Consistent with its statutory mandate, the Committee seeks to foster maximum employment and price stability. Hurricane-related disruptions and rebuilding will continue to affect economic activity, employment, and inflation in the near term, but past experience suggests that the storms are unlikely to materially alter the course of the national economy over the medium term. Consequently, the Committee continues to expect that, with gradual adjustments in the stance of monetary policy, economic activity will expand at a moderate pace, and labor market conditions will strengthen somewhat further. Inflation on a 12-month basis is expected to remain somewhat below 2 percent in the near term but to stabilize around the Committee’s 2 percent objective over the medium term. Near-term risks to the economic outlook appear roughly balanced, but the Committee is monitoring inflation developments closely.

In view of realized and expected labor market conditions and inflation, the Committee decided to maintain the target range for the federal funds rate at 1 to 1-1/4 percent. The stance of monetary policy remains accommodative, thereby supporting some further strengthening in labor market conditions and a sustained return to 2 percent inflation.

In determining the timing and size of future adjustments to the target range for the federal funds rate, the Committee will assess realized and expected economic conditions relative to its objectives of maximum employment and 2 percent inflation.

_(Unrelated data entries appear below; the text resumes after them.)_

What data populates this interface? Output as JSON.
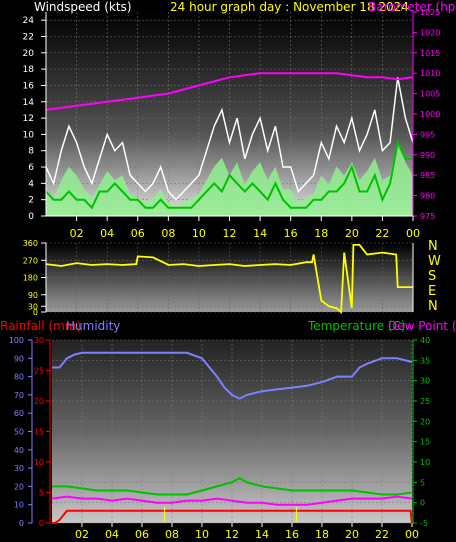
{
  "page_title": "24 hour graph day : November 18 2024",
  "colors": {
    "windspeed_label": "#ffffff",
    "title": "#ffff00",
    "barometer": "#ff00ff",
    "gust": "#ffffff",
    "avg_wind": "#00c000",
    "wind_fill": "#90ee90",
    "direction": "#ffff00",
    "rainfall": "#ff0000",
    "humidity": "#8080ff",
    "temperature": "#00c000",
    "dewpoint": "#ff00ff",
    "frame": "#ffffff"
  },
  "chart_data": [
    {
      "type": "line",
      "title": "24 hour graph day : November 18 2024",
      "x_tick_labels": [
        "02",
        "04",
        "06",
        "08",
        "10",
        "12",
        "14",
        "16",
        "18",
        "20",
        "22",
        "00"
      ],
      "x_range_hours": [
        0,
        24
      ],
      "left_axis": {
        "label": "Windspeed (kts)",
        "ticks": [
          0,
          2,
          4,
          6,
          8,
          10,
          12,
          14,
          16,
          18,
          20,
          22,
          24
        ],
        "range": [
          0,
          25
        ]
      },
      "right_axis": {
        "label": "Barometer (hpa)",
        "ticks": [
          975,
          980,
          985,
          990,
          995,
          1000,
          1005,
          1010,
          1015,
          1020,
          1025
        ],
        "range": [
          975,
          1025
        ]
      },
      "series": [
        {
          "name": "Gust",
          "axis": "left",
          "x": [
            0,
            0.5,
            1,
            1.5,
            2,
            2.5,
            3,
            3.5,
            4,
            4.5,
            5,
            5.5,
            6,
            6.5,
            7,
            7.5,
            8,
            8.5,
            9,
            9.5,
            10,
            10.5,
            11,
            11.5,
            12,
            12.5,
            13,
            13.5,
            14,
            14.5,
            15,
            15.5,
            16,
            16.5,
            17,
            17.5,
            18,
            18.5,
            19,
            19.5,
            20,
            20.5,
            21,
            21.5,
            22,
            22.5,
            23,
            23.5,
            24
          ],
          "values": [
            6,
            4,
            8,
            11,
            9,
            6,
            4,
            7,
            10,
            8,
            9,
            5,
            4,
            3,
            4,
            6,
            3,
            2,
            3,
            4,
            5,
            8,
            11,
            13,
            9,
            12,
            7,
            10,
            12,
            8,
            11,
            6,
            6,
            3,
            4,
            5,
            9,
            7,
            11,
            9,
            12,
            8,
            10,
            13,
            8,
            9,
            17,
            12,
            9
          ]
        },
        {
          "name": "Average",
          "axis": "left",
          "x": [
            0,
            0.5,
            1,
            1.5,
            2,
            2.5,
            3,
            3.5,
            4,
            4.5,
            5,
            5.5,
            6,
            6.5,
            7,
            7.5,
            8,
            8.5,
            9,
            9.5,
            10,
            10.5,
            11,
            11.5,
            12,
            12.5,
            13,
            13.5,
            14,
            14.5,
            15,
            15.5,
            16,
            16.5,
            17,
            17.5,
            18,
            18.5,
            19,
            19.5,
            20,
            20.5,
            21,
            21.5,
            22,
            22.5,
            23,
            23.5,
            24
          ],
          "values": [
            3,
            2,
            2,
            3,
            2,
            2,
            1,
            3,
            3,
            4,
            3,
            2,
            2,
            1,
            1,
            2,
            1,
            1,
            1,
            1,
            2,
            3,
            4,
            3,
            5,
            4,
            3,
            4,
            3,
            2,
            4,
            2,
            1,
            1,
            1,
            2,
            2,
            3,
            3,
            4,
            6,
            3,
            3,
            5,
            2,
            4,
            9,
            7,
            7
          ]
        },
        {
          "name": "Barometer",
          "axis": "right",
          "x": [
            0,
            1,
            2,
            3,
            4,
            5,
            6,
            7,
            8,
            9,
            10,
            11,
            12,
            13,
            14,
            15,
            16,
            17,
            18,
            19,
            20,
            21,
            22,
            23,
            24
          ],
          "values": [
            1001,
            1001.5,
            1002,
            1002.5,
            1003,
            1003.5,
            1004,
            1004.5,
            1005,
            1006,
            1007,
            1008,
            1009,
            1009.5,
            1010,
            1010,
            1010,
            1010,
            1010,
            1010,
            1009.5,
            1009,
            1009,
            1008.5,
            1009
          ]
        }
      ]
    },
    {
      "type": "line",
      "title": "Wind direction",
      "x_range_hours": [
        0,
        24
      ],
      "left_axis": {
        "ticks": [
          0,
          30,
          90,
          180,
          270,
          360
        ],
        "range": [
          0,
          360
        ]
      },
      "right_axis": {
        "ticks": [
          "N",
          "W",
          "S",
          "E",
          "N"
        ]
      },
      "series": [
        {
          "name": "Direction",
          "x": [
            0,
            1,
            2,
            3,
            4,
            5,
            5.9,
            6,
            7,
            7.9,
            8,
            9,
            10,
            11,
            12,
            13,
            14,
            15,
            16,
            17,
            17.4,
            17.5,
            18,
            18.5,
            19,
            19.3,
            19.5,
            20,
            20.1,
            20.5,
            21,
            22,
            22.9,
            23,
            24
          ],
          "values": [
            250,
            240,
            255,
            245,
            250,
            245,
            250,
            290,
            285,
            250,
            245,
            250,
            240,
            245,
            250,
            240,
            245,
            250,
            245,
            260,
            260,
            300,
            60,
            30,
            20,
            0,
            310,
            20,
            350,
            350,
            300,
            310,
            300,
            130,
            130
          ]
        }
      ]
    },
    {
      "type": "line",
      "title": "Rainfall / Humidity / Temperature / Dew Point",
      "x_tick_labels": [
        "02",
        "04",
        "06",
        "08",
        "10",
        "12",
        "14",
        "16",
        "18",
        "20",
        "22",
        "00"
      ],
      "x_range_hours": [
        0,
        24
      ],
      "axes": [
        {
          "label": "Rainfall (mm)",
          "ticks": [
            0,
            5,
            10,
            15,
            20,
            25,
            30
          ],
          "range": [
            0,
            30
          ]
        },
        {
          "label": "Humidity",
          "ticks": [
            0,
            10,
            20,
            30,
            40,
            50,
            60,
            70,
            80,
            90,
            100
          ],
          "range": [
            0,
            100
          ]
        },
        {
          "label": "Temperature (C)",
          "ticks": [
            -5,
            0,
            5,
            10,
            15,
            20,
            25,
            30,
            35,
            40
          ],
          "range": [
            -5,
            40
          ]
        },
        {
          "label": "Dew Point (C)"
        }
      ],
      "series": [
        {
          "name": "Humidity",
          "axis": "Humidity",
          "x": [
            0,
            0.5,
            1,
            1.5,
            2,
            3,
            4,
            5,
            6,
            7,
            8,
            9,
            10,
            10.5,
            11,
            11.5,
            12,
            12.5,
            13,
            14,
            15,
            16,
            17,
            18,
            19,
            20,
            20.5,
            21,
            22,
            23,
            24
          ],
          "values": [
            85,
            85,
            90,
            92,
            93,
            93,
            93,
            93,
            93,
            93,
            93,
            93,
            90,
            85,
            80,
            74,
            70,
            68,
            70,
            72,
            73,
            74,
            75,
            77,
            80,
            80,
            85,
            87,
            90,
            90,
            88
          ]
        },
        {
          "name": "Temperature",
          "axis": "Temperature (C)",
          "x": [
            0,
            1,
            2,
            3,
            4,
            5,
            6,
            7,
            8,
            9,
            10,
            11,
            12,
            12.5,
            13,
            14,
            15,
            16,
            17,
            18,
            19,
            20,
            21,
            22,
            23,
            24
          ],
          "values": [
            4,
            4,
            3.5,
            3,
            3,
            3,
            2.5,
            2,
            2,
            2,
            3,
            4,
            5,
            6,
            5,
            4,
            3.5,
            3,
            3,
            3,
            3,
            3,
            2.5,
            2,
            2,
            2.5
          ]
        },
        {
          "name": "Dew Point",
          "axis": "Temperature (C)",
          "x": [
            0,
            1,
            2,
            3,
            4,
            5,
            6,
            7,
            8,
            9,
            10,
            11,
            12,
            13,
            14,
            15,
            16,
            17,
            18,
            19,
            20,
            21,
            22,
            23,
            24
          ],
          "values": [
            1,
            1.5,
            1,
            1,
            0.5,
            1,
            0.5,
            0,
            0,
            0.5,
            0.5,
            1,
            0.5,
            0,
            0,
            -0.5,
            -0.5,
            -0.5,
            0,
            0.5,
            1,
            1,
            1,
            1.5,
            1
          ]
        },
        {
          "name": "Rainfall",
          "axis": "Rainfall (mm)",
          "x": [
            0,
            0.2,
            0.5,
            1,
            2,
            4,
            6,
            8,
            10,
            12,
            14,
            16,
            18,
            20,
            22,
            23.9,
            24
          ],
          "values": [
            0,
            0,
            0.5,
            2,
            2,
            2,
            2,
            2,
            2,
            2,
            2,
            2,
            2,
            2,
            2,
            2,
            0
          ]
        }
      ],
      "markers_hours": [
        7.5,
        16.3
      ]
    }
  ]
}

This assessment will take into account a wide range of information, including measures of labor market conditions, indicators of inflation pressures and inflation expectations, and readings on financial and international developments. The Committee will carefully monitor actual and expected inflation developments relative to its symmetric inflation goal. The Committee expects that economic conditions will evolve in a manner that will warrant gradual increases in the federal funds rate; the federal funds rate is likely to remain, for some time, below levels that are expected to prevail in the longer run. However, the actual path of the federal funds rate will depend on the economic outlook as informed by incoming data.

The balance sheet normalization program initiated in October 2017 is proceeding.